■ ASSIGNMENT: Each record, minus any picture, should be returned exactly as written.

■ DATA FOR THIS TASK:
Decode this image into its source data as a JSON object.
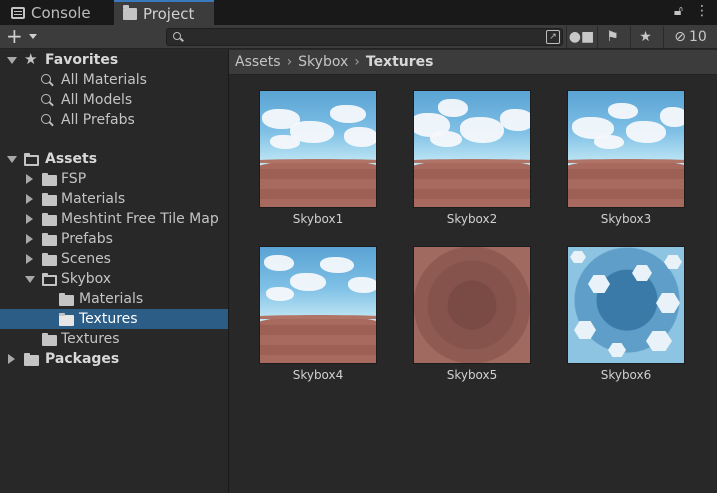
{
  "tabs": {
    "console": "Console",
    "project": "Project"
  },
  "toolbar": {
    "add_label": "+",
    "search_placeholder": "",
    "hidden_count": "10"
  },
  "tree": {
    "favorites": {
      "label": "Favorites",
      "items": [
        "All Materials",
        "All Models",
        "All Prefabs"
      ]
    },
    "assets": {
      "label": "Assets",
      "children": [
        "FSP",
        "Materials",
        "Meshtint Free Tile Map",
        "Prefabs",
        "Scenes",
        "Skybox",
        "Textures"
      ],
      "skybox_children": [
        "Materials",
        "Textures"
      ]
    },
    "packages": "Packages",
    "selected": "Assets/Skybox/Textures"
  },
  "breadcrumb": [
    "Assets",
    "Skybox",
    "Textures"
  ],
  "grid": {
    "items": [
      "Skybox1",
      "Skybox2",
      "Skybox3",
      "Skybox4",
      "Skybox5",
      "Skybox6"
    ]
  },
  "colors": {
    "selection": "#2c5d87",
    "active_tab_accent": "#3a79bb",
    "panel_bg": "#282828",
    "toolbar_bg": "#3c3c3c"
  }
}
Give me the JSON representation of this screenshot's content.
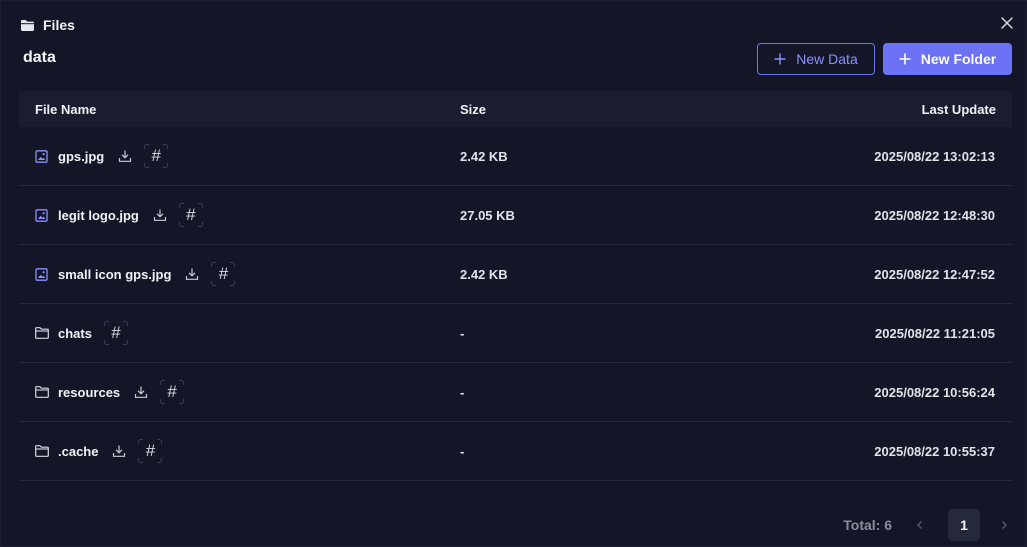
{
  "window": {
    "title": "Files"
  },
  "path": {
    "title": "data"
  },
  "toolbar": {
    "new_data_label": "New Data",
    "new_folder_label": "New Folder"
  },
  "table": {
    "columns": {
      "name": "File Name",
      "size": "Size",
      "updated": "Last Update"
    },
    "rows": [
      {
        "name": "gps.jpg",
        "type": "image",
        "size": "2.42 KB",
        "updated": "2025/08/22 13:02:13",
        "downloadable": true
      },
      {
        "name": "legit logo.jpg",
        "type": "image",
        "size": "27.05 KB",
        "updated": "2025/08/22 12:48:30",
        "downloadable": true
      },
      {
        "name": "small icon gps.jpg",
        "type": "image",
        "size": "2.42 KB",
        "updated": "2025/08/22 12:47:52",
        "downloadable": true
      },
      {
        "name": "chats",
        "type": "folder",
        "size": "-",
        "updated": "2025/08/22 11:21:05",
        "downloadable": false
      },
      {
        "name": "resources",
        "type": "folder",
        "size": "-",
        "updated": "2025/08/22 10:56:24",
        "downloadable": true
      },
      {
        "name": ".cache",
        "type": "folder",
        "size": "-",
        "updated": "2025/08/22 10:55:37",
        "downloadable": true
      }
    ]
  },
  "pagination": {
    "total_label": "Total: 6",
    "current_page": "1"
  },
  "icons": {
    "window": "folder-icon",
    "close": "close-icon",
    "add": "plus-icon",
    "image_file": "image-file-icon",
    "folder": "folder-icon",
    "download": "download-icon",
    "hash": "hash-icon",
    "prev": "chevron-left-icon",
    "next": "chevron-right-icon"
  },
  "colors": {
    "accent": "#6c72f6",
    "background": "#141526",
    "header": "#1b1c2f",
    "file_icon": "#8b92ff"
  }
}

■ SOLUTION FOR THIS PROBLEM:
Decode this image into its source data as a JSON object.
{
  "tabs": {
    "console": "Console",
    "project": "Project"
  },
  "toolbar": {
    "add_label": "+",
    "search_placeholder": "",
    "hidden_count": "10"
  },
  "tree": {
    "favorites": {
      "label": "Favorites",
      "items": [
        "All Materials",
        "All Models",
        "All Prefabs"
      ]
    },
    "assets": {
      "label": "Assets",
      "children": [
        "FSP",
        "Materials",
        "Meshtint Free Tile Map",
        "Prefabs",
        "Scenes",
        "Skybox",
        "Textures"
      ],
      "skybox_children": [
        "Materials",
        "Textures"
      ]
    },
    "packages": "Packages",
    "selected": "Assets/Skybox/Textures"
  },
  "breadcrumb": [
    "Assets",
    "Skybox",
    "Textures"
  ],
  "grid": {
    "items": [
      "Skybox1",
      "Skybox2",
      "Skybox3",
      "Skybox4",
      "Skybox5",
      "Skybox6"
    ]
  },
  "colors": {
    "selection": "#2c5d87",
    "active_tab_accent": "#3a79bb",
    "panel_bg": "#282828",
    "toolbar_bg": "#3c3c3c"
  }
}
Give me the JSON representation of this screenshot's content.
{
  "window": {
    "title": "Files"
  },
  "path": {
    "title": "data"
  },
  "toolbar": {
    "new_data_label": "New Data",
    "new_folder_label": "New Folder"
  },
  "table": {
    "columns": {
      "name": "File Name",
      "size": "Size",
      "updated": "Last Update"
    },
    "rows": [
      {
        "name": "gps.jpg",
        "type": "image",
        "size": "2.42 KB",
        "updated": "2025/08/22 13:02:13",
        "downloadable": true
      },
      {
        "name": "legit logo.jpg",
        "type": "image",
        "size": "27.05 KB",
        "updated": "2025/08/22 12:48:30",
        "downloadable": true
      },
      {
        "name": "small icon gps.jpg",
        "type": "image",
        "size": "2.42 KB",
        "updated": "2025/08/22 12:47:52",
        "downloadable": true
      },
      {
        "name": "chats",
        "type": "folder",
        "size": "-",
        "updated": "2025/08/22 11:21:05",
        "downloadable": false
      },
      {
        "name": "resources",
        "type": "folder",
        "size": "-",
        "updated": "2025/08/22 10:56:24",
        "downloadable": true
      },
      {
        "name": ".cache",
        "type": "folder",
        "size": "-",
        "updated": "2025/08/22 10:55:37",
        "downloadable": true
      }
    ]
  },
  "pagination": {
    "total_label": "Total: 6",
    "current_page": "1"
  },
  "icons": {
    "window": "folder-icon",
    "close": "close-icon",
    "add": "plus-icon",
    "image_file": "image-file-icon",
    "folder": "folder-icon",
    "download": "download-icon",
    "hash": "hash-icon",
    "prev": "chevron-left-icon",
    "next": "chevron-right-icon"
  },
  "colors": {
    "accent": "#6c72f6",
    "background": "#141526",
    "header": "#1b1c2f",
    "file_icon": "#8b92ff"
  }
}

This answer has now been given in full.